• TASK OBJECTIVE: Set the following entries down again exactly, line by line.

• DATA FOR THE TASK:
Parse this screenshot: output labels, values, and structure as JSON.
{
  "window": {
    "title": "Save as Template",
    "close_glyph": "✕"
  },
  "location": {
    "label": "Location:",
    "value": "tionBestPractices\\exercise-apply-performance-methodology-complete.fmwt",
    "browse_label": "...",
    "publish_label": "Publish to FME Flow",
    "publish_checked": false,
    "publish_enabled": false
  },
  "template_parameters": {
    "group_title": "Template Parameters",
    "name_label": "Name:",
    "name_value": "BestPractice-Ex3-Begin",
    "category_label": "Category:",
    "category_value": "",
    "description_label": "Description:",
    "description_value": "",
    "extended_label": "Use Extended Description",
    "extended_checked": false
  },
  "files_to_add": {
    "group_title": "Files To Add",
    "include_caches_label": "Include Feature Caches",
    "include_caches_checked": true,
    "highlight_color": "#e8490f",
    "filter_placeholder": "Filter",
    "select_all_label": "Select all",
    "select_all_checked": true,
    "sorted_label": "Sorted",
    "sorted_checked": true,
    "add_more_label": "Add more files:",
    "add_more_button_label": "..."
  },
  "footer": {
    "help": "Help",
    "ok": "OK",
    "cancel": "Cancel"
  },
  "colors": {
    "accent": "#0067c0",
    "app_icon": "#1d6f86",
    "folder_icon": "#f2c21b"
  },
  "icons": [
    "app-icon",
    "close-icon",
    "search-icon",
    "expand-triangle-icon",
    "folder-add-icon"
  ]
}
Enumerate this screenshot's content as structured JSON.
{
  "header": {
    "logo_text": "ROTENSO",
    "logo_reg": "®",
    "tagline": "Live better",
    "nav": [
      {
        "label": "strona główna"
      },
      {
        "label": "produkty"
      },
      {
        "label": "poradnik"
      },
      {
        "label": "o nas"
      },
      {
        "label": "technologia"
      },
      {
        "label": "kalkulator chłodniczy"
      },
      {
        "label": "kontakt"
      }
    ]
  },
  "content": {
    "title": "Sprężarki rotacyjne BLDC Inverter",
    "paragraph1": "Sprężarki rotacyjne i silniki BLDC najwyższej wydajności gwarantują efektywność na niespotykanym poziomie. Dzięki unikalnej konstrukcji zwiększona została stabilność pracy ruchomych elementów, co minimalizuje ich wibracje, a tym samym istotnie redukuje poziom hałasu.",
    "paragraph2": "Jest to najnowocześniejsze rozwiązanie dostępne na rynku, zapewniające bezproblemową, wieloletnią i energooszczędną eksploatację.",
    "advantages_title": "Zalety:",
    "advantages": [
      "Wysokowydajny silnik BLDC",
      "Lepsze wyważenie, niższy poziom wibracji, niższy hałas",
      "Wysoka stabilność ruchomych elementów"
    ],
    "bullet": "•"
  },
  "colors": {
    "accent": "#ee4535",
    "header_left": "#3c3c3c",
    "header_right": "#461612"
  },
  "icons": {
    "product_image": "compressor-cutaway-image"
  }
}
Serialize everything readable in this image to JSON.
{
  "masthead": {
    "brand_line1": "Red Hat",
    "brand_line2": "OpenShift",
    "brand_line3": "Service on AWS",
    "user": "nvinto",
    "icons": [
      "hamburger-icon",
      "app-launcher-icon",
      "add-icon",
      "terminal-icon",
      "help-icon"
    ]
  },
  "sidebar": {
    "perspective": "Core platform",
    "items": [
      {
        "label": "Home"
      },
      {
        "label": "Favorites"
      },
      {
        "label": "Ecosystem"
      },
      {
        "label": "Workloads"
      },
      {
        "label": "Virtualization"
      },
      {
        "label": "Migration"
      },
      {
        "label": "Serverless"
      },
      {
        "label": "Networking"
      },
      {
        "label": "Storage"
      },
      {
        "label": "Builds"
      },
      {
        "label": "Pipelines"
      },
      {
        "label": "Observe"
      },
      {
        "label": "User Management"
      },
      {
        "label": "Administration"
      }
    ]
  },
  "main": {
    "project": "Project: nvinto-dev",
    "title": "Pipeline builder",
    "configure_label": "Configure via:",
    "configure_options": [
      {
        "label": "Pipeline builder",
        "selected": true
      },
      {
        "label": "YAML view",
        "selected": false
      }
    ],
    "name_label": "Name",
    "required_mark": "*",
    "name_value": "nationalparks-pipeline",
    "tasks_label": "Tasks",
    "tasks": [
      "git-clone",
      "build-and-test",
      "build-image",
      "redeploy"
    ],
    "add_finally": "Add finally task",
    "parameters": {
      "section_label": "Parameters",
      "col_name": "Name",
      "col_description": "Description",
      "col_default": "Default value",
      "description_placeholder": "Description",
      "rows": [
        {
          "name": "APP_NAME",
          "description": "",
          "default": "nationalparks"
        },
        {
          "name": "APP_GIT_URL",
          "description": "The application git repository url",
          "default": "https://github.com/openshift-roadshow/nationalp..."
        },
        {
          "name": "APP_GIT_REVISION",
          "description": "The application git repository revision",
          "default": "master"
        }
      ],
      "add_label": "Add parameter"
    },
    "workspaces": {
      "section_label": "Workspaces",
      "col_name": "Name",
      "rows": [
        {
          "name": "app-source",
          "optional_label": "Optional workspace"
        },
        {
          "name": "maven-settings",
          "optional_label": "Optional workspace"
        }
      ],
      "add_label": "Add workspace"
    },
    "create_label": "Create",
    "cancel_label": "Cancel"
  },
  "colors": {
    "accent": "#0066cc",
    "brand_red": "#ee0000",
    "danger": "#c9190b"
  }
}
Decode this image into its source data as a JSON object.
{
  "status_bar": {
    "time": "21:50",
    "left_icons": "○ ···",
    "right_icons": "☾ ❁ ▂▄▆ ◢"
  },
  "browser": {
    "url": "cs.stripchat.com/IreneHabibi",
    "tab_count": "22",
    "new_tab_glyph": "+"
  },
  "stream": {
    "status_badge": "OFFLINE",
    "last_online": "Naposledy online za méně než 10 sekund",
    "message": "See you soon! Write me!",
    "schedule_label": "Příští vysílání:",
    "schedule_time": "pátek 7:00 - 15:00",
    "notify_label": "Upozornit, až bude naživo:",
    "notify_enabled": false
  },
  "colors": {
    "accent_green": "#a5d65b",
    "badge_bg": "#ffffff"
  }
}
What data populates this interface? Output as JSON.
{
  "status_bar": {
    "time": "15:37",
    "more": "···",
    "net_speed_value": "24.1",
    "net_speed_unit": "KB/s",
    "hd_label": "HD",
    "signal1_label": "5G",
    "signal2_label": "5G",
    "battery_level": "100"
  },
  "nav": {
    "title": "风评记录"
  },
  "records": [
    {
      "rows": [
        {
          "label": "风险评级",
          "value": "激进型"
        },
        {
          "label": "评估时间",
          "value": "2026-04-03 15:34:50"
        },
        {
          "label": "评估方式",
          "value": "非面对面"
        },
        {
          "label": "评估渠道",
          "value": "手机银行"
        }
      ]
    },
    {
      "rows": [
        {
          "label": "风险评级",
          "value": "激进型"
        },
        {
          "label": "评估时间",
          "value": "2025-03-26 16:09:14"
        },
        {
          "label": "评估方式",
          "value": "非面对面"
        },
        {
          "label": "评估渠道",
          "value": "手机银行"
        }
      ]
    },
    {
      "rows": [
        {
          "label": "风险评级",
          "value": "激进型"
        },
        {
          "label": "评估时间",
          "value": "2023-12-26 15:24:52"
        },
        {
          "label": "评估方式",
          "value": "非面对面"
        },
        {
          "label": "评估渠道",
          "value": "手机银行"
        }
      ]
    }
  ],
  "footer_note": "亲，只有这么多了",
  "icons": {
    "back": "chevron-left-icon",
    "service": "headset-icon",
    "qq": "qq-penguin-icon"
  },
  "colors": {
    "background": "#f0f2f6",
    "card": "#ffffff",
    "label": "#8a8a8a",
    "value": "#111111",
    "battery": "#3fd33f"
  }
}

• WRITTEN SOLUTION:
Parse this screenshot: output labels, values, and structure as JSON.
{
  "window": {
    "title": "Save as Template",
    "close_glyph": "✕"
  },
  "location": {
    "label": "Location:",
    "value": "tionBestPractices\\exercise-apply-performance-methodology-complete.fmwt",
    "browse_label": "...",
    "publish_label": "Publish to FME Flow",
    "publish_checked": false,
    "publish_enabled": false
  },
  "template_parameters": {
    "group_title": "Template Parameters",
    "name_label": "Name:",
    "name_value": "BestPractice-Ex3-Begin",
    "category_label": "Category:",
    "category_value": "",
    "description_label": "Description:",
    "description_value": "",
    "extended_label": "Use Extended Description",
    "extended_checked": false
  },
  "files_to_add": {
    "group_title": "Files To Add",
    "include_caches_label": "Include Feature Caches",
    "include_caches_checked": true,
    "highlight_color": "#e8490f",
    "filter_placeholder": "Filter",
    "select_all_label": "Select all",
    "select_all_checked": true,
    "sorted_label": "Sorted",
    "sorted_checked": true,
    "add_more_label": "Add more files:",
    "add_more_button_label": "..."
  },
  "footer": {
    "help": "Help",
    "ok": "OK",
    "cancel": "Cancel"
  },
  "colors": {
    "accent": "#0067c0",
    "app_icon": "#1d6f86",
    "folder_icon": "#f2c21b"
  },
  "icons": [
    "app-icon",
    "close-icon",
    "search-icon",
    "expand-triangle-icon",
    "folder-add-icon"
  ]
}
Enumerate this screenshot's content as structured JSON.
{
  "header": {
    "logo_text": "ROTENSO",
    "logo_reg": "®",
    "tagline": "Live better",
    "nav": [
      {
        "label": "strona główna"
      },
      {
        "label": "produkty"
      },
      {
        "label": "poradnik"
      },
      {
        "label": "o nas"
      },
      {
        "label": "technologia"
      },
      {
        "label": "kalkulator chłodniczy"
      },
      {
        "label": "kontakt"
      }
    ]
  },
  "content": {
    "title": "Sprężarki rotacyjne BLDC Inverter",
    "paragraph1": "Sprężarki rotacyjne i silniki BLDC najwyższej wydajności gwarantują efektywność na niespotykanym poziomie. Dzięki unikalnej konstrukcji zwiększona została stabilność pracy ruchomych elementów, co minimalizuje ich wibracje, a tym samym istotnie redukuje poziom hałasu.",
    "paragraph2": "Jest to najnowocześniejsze rozwiązanie dostępne na rynku, zapewniające bezproblemową, wieloletnią i energooszczędną eksploatację.",
    "advantages_title": "Zalety:",
    "advantages": [
      "Wysokowydajny silnik BLDC",
      "Lepsze wyważenie, niższy poziom wibracji, niższy hałas",
      "Wysoka stabilność ruchomych elementów"
    ],
    "bullet": "•"
  },
  "colors": {
    "accent": "#ee4535",
    "header_left": "#3c3c3c",
    "header_right": "#461612"
  },
  "icons": {
    "product_image": "compressor-cutaway-image"
  }
}
Serialize everything readable in this image to JSON.
{
  "masthead": {
    "brand_line1": "Red Hat",
    "brand_line2": "OpenShift",
    "brand_line3": "Service on AWS",
    "user": "nvinto",
    "icons": [
      "hamburger-icon",
      "app-launcher-icon",
      "add-icon",
      "terminal-icon",
      "help-icon"
    ]
  },
  "sidebar": {
    "perspective": "Core platform",
    "items": [
      {
        "label": "Home"
      },
      {
        "label": "Favorites"
      },
      {
        "label": "Ecosystem"
      },
      {
        "label": "Workloads"
      },
      {
        "label": "Virtualization"
      },
      {
        "label": "Migration"
      },
      {
        "label": "Serverless"
      },
      {
        "label": "Networking"
      },
      {
        "label": "Storage"
      },
      {
        "label": "Builds"
      },
      {
        "label": "Pipelines"
      },
      {
        "label": "Observe"
      },
      {
        "label": "User Management"
      },
      {
        "label": "Administration"
      }
    ]
  },
  "main": {
    "project": "Project: nvinto-dev",
    "title": "Pipeline builder",
    "configure_label": "Configure via:",
    "configure_options": [
      {
        "label": "Pipeline builder",
        "selected": true
      },
      {
        "label": "YAML view",
        "selected": false
      }
    ],
    "name_label": "Name",
    "required_mark": "*",
    "name_value": "nationalparks-pipeline",
    "tasks_label": "Tasks",
    "tasks": [
      "git-clone",
      "build-and-test",
      "build-image",
      "redeploy"
    ],
    "add_finally": "Add finally task",
    "parameters": {
      "section_label": "Parameters",
      "col_name": "Name",
      "col_description": "Description",
      "col_default": "Default value",
      "description_placeholder": "Description",
      "rows": [
        {
          "name": "APP_NAME",
          "description": "",
          "default": "nationalparks"
        },
        {
          "name": "APP_GIT_URL",
          "description": "The application git repository url",
          "default": "https://github.com/openshift-roadshow/nationalp..."
        },
        {
          "name": "APP_GIT_REVISION",
          "description": "The application git repository revision",
          "default": "master"
        }
      ],
      "add_label": "Add parameter"
    },
    "workspaces": {
      "section_label": "Workspaces",
      "col_name": "Name",
      "rows": [
        {
          "name": "app-source",
          "optional_label": "Optional workspace"
        },
        {
          "name": "maven-settings",
          "optional_label": "Optional workspace"
        }
      ],
      "add_label": "Add workspace"
    },
    "create_label": "Create",
    "cancel_label": "Cancel"
  },
  "colors": {
    "accent": "#0066cc",
    "brand_red": "#ee0000",
    "danger": "#c9190b"
  }
}
Decode this image into its source data as a JSON object.
{
  "status_bar": {
    "time": "21:50",
    "left_icons": "○ ···",
    "right_icons": "☾ ❁ ▂▄▆ ◢"
  },
  "browser": {
    "url": "cs.stripchat.com/IreneHabibi",
    "tab_count": "22",
    "new_tab_glyph": "+"
  },
  "stream": {
    "status_badge": "OFFLINE",
    "last_online": "Naposledy online za méně než 10 sekund",
    "message": "See you soon! Write me!",
    "schedule_label": "Příští vysílání:",
    "schedule_time": "pátek 7:00 - 15:00",
    "notify_label": "Upozornit, až bude naživo:",
    "notify_enabled": false
  },
  "colors": {
    "accent_green": "#a5d65b",
    "badge_bg": "#ffffff"
  }
}
What data populates this interface? Output as JSON.
{
  "status_bar": {
    "time": "15:37",
    "more": "···",
    "net_speed_value": "24.1",
    "net_speed_unit": "KB/s",
    "hd_label": "HD",
    "signal1_label": "5G",
    "signal2_label": "5G",
    "battery_level": "100"
  },
  "nav": {
    "title": "风评记录"
  },
  "records": [
    {
      "rows": [
        {
          "label": "风险评级",
          "value": "激进型"
        },
        {
          "label": "评估时间",
          "value": "2026-04-03 15:34:50"
        },
        {
          "label": "评估方式",
          "value": "非面对面"
        },
        {
          "label": "评估渠道",
          "value": "手机银行"
        }
      ]
    },
    {
      "rows": [
        {
          "label": "风险评级",
          "value": "激进型"
        },
        {
          "label": "评估时间",
          "value": "2025-03-26 16:09:14"
        },
        {
          "label": "评估方式",
          "value": "非面对面"
        },
        {
          "label": "评估渠道",
          "value": "手机银行"
        }
      ]
    },
    {
      "rows": [
        {
          "label": "风险评级",
          "value": "激进型"
        },
        {
          "label": "评估时间",
          "value": "2023-12-26 15:24:52"
        },
        {
          "label": "评估方式",
          "value": "非面对面"
        },
        {
          "label": "评估渠道",
          "value": "手机银行"
        }
      ]
    }
  ],
  "footer_note": "亲，只有这么多了",
  "icons": {
    "back": "chevron-left-icon",
    "service": "headset-icon",
    "qq": "qq-penguin-icon"
  },
  "colors": {
    "background": "#f0f2f6",
    "card": "#ffffff",
    "label": "#8a8a8a",
    "value": "#111111",
    "battery": "#3fd33f"
  }
}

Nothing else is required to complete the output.